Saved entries

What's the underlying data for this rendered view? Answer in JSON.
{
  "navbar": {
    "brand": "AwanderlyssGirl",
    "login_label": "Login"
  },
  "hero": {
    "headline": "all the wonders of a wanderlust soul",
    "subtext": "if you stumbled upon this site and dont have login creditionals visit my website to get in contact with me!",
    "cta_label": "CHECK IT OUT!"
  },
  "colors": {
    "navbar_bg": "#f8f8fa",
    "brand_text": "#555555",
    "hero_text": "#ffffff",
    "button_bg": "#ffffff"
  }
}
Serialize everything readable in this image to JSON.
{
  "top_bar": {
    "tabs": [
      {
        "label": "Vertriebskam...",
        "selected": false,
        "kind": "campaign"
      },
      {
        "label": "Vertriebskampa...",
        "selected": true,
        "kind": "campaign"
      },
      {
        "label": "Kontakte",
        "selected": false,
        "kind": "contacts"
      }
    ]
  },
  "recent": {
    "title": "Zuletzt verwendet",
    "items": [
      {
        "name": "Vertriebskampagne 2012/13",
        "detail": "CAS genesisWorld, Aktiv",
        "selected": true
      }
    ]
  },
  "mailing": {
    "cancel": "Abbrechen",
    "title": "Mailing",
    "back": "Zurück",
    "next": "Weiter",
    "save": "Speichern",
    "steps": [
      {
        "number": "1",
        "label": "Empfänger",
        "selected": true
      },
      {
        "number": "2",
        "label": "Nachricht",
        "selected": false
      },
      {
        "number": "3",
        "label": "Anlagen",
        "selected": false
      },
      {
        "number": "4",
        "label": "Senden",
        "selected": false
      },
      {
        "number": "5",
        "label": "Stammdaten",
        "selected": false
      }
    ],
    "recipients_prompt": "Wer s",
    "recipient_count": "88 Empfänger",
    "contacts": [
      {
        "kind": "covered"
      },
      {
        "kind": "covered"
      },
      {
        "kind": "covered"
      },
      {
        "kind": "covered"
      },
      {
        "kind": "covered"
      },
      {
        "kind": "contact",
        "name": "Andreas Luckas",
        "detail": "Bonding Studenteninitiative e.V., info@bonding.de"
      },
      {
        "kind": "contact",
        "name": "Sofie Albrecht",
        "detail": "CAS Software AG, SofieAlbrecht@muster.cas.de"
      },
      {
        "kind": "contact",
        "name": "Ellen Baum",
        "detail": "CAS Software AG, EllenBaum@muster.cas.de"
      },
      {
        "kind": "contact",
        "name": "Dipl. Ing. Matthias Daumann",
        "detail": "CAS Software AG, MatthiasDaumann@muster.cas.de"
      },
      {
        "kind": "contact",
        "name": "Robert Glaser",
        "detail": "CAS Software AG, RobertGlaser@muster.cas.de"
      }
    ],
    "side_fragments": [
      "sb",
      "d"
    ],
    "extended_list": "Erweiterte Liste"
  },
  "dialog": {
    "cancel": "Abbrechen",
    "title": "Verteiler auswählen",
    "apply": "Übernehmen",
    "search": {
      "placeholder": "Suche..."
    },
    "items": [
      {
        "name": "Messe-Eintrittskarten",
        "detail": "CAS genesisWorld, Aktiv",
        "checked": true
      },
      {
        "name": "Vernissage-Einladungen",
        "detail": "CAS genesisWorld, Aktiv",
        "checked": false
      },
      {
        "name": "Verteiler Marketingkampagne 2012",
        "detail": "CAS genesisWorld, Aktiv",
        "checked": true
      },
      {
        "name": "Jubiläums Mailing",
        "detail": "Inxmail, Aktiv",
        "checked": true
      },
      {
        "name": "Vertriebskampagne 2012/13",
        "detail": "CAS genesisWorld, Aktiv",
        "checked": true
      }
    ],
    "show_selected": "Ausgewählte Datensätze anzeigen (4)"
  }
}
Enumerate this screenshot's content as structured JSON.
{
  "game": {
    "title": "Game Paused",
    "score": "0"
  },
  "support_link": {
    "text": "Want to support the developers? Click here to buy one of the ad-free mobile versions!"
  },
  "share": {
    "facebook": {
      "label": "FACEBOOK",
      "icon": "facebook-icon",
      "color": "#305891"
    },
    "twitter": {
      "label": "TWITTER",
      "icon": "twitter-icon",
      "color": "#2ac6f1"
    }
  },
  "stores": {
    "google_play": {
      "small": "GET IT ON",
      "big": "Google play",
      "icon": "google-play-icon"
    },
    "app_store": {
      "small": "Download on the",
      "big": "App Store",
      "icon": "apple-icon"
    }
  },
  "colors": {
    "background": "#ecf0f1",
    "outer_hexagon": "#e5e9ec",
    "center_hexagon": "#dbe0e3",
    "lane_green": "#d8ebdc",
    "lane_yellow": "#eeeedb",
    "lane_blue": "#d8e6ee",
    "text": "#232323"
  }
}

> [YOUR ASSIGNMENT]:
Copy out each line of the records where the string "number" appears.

> [YOUR RESPONSE]:
        "number": "1",
        "number": "2",
        "number": "3",
        "number": "4",
        "number": "5",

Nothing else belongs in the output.